> [Dataset rows for apps and sites]:
◆ ◆ ◆
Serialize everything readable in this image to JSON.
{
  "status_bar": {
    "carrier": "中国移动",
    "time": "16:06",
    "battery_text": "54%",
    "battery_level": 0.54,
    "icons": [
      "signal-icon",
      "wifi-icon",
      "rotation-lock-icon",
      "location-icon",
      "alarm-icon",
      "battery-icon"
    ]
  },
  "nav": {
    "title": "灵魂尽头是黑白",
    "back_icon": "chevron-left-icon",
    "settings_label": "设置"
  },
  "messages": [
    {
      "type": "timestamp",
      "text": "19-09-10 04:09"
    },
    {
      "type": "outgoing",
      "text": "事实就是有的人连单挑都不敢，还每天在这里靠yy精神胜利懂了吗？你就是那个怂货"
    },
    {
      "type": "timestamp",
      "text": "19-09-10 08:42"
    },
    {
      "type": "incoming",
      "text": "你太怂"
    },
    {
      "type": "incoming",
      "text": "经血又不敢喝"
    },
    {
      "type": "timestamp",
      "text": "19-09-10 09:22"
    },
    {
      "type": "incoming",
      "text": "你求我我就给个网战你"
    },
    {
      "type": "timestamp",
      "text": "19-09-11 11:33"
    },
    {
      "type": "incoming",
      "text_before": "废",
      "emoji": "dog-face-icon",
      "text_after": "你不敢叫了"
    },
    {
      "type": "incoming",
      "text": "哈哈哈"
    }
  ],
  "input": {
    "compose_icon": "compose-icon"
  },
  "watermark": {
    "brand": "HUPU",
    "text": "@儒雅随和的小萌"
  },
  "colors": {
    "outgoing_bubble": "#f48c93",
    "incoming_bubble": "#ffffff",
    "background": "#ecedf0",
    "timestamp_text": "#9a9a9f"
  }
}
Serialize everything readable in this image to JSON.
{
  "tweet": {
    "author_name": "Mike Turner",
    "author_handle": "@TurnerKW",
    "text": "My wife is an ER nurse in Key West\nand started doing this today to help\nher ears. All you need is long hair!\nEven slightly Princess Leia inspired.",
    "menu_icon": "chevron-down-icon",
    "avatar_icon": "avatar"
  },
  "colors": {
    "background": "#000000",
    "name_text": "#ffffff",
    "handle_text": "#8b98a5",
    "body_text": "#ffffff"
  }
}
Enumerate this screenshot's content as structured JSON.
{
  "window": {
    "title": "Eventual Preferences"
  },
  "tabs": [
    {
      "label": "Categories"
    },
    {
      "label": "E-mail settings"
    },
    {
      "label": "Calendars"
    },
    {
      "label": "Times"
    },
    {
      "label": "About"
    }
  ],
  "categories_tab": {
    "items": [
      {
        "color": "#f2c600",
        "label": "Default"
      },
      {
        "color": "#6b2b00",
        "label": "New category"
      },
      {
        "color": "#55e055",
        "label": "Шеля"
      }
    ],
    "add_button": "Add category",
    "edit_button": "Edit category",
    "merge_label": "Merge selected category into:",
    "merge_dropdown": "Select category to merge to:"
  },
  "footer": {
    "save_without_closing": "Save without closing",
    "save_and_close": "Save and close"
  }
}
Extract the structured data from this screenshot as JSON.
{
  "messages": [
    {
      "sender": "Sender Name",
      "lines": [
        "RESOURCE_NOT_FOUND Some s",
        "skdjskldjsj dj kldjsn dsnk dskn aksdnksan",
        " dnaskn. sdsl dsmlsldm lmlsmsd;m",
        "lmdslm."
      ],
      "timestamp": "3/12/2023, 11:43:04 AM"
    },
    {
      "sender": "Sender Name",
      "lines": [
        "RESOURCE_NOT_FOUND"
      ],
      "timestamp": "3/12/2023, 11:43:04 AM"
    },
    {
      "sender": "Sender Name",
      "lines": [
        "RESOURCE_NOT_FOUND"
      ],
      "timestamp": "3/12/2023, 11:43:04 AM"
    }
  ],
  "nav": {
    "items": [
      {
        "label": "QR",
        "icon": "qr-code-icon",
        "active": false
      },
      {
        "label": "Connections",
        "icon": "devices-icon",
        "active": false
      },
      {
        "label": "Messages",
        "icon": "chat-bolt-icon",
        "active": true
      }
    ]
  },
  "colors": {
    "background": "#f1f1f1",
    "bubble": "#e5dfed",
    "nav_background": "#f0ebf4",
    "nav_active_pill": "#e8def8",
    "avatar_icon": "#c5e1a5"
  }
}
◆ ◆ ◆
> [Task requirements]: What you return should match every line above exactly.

> [Exercise solution]:
Serialize everything readable in this image to JSON.
{
  "status_bar": {
    "carrier": "中国移动",
    "time": "16:06",
    "battery_text": "54%",
    "battery_level": 0.54,
    "icons": [
      "signal-icon",
      "wifi-icon",
      "rotation-lock-icon",
      "location-icon",
      "alarm-icon",
      "battery-icon"
    ]
  },
  "nav": {
    "title": "灵魂尽头是黑白",
    "back_icon": "chevron-left-icon",
    "settings_label": "设置"
  },
  "messages": [
    {
      "type": "timestamp",
      "text": "19-09-10 04:09"
    },
    {
      "type": "outgoing",
      "text": "事实就是有的人连单挑都不敢，还每天在这里靠yy精神胜利懂了吗？你就是那个怂货"
    },
    {
      "type": "timestamp",
      "text": "19-09-10 08:42"
    },
    {
      "type": "incoming",
      "text": "你太怂"
    },
    {
      "type": "incoming",
      "text": "经血又不敢喝"
    },
    {
      "type": "timestamp",
      "text": "19-09-10 09:22"
    },
    {
      "type": "incoming",
      "text": "你求我我就给个网战你"
    },
    {
      "type": "timestamp",
      "text": "19-09-11 11:33"
    },
    {
      "type": "incoming",
      "text_before": "废",
      "emoji": "dog-face-icon",
      "text_after": "你不敢叫了"
    },
    {
      "type": "incoming",
      "text": "哈哈哈"
    }
  ],
  "input": {
    "compose_icon": "compose-icon"
  },
  "watermark": {
    "brand": "HUPU",
    "text": "@儒雅随和的小萌"
  },
  "colors": {
    "outgoing_bubble": "#f48c93",
    "incoming_bubble": "#ffffff",
    "background": "#ecedf0",
    "timestamp_text": "#9a9a9f"
  }
}
Serialize everything readable in this image to JSON.
{
  "tweet": {
    "author_name": "Mike Turner",
    "author_handle": "@TurnerKW",
    "text": "My wife is an ER nurse in Key West\nand started doing this today to help\nher ears. All you need is long hair!\nEven slightly Princess Leia inspired.",
    "menu_icon": "chevron-down-icon",
    "avatar_icon": "avatar"
  },
  "colors": {
    "background": "#000000",
    "name_text": "#ffffff",
    "handle_text": "#8b98a5",
    "body_text": "#ffffff"
  }
}
Enumerate this screenshot's content as structured JSON.
{
  "window": {
    "title": "Eventual Preferences"
  },
  "tabs": [
    {
      "label": "Categories"
    },
    {
      "label": "E-mail settings"
    },
    {
      "label": "Calendars"
    },
    {
      "label": "Times"
    },
    {
      "label": "About"
    }
  ],
  "categories_tab": {
    "items": [
      {
        "color": "#f2c600",
        "label": "Default"
      },
      {
        "color": "#6b2b00",
        "label": "New category"
      },
      {
        "color": "#55e055",
        "label": "Шеля"
      }
    ],
    "add_button": "Add category",
    "edit_button": "Edit category",
    "merge_label": "Merge selected category into:",
    "merge_dropdown": "Select category to merge to:"
  },
  "footer": {
    "save_without_closing": "Save without closing",
    "save_and_close": "Save and close"
  }
}
Extract the structured data from this screenshot as JSON.
{
  "messages": [
    {
      "sender": "Sender Name",
      "lines": [
        "RESOURCE_NOT_FOUND Some s",
        "skdjskldjsj dj kldjsn dsnk dskn aksdnksan",
        " dnaskn. sdsl dsmlsldm lmlsmsd;m",
        "lmdslm."
      ],
      "timestamp": "3/12/2023, 11:43:04 AM"
    },
    {
      "sender": "Sender Name",
      "lines": [
        "RESOURCE_NOT_FOUND"
      ],
      "timestamp": "3/12/2023, 11:43:04 AM"
    },
    {
      "sender": "Sender Name",
      "lines": [
        "RESOURCE_NOT_FOUND"
      ],
      "timestamp": "3/12/2023, 11:43:04 AM"
    }
  ],
  "nav": {
    "items": [
      {
        "label": "QR",
        "icon": "qr-code-icon",
        "active": false
      },
      {
        "label": "Connections",
        "icon": "devices-icon",
        "active": false
      },
      {
        "label": "Messages",
        "icon": "chat-bolt-icon",
        "active": true
      }
    ]
  },
  "colors": {
    "background": "#f1f1f1",
    "bubble": "#e5dfed",
    "nav_background": "#f0ebf4",
    "nav_active_pill": "#e8def8",
    "avatar_icon": "#c5e1a5"
  }
}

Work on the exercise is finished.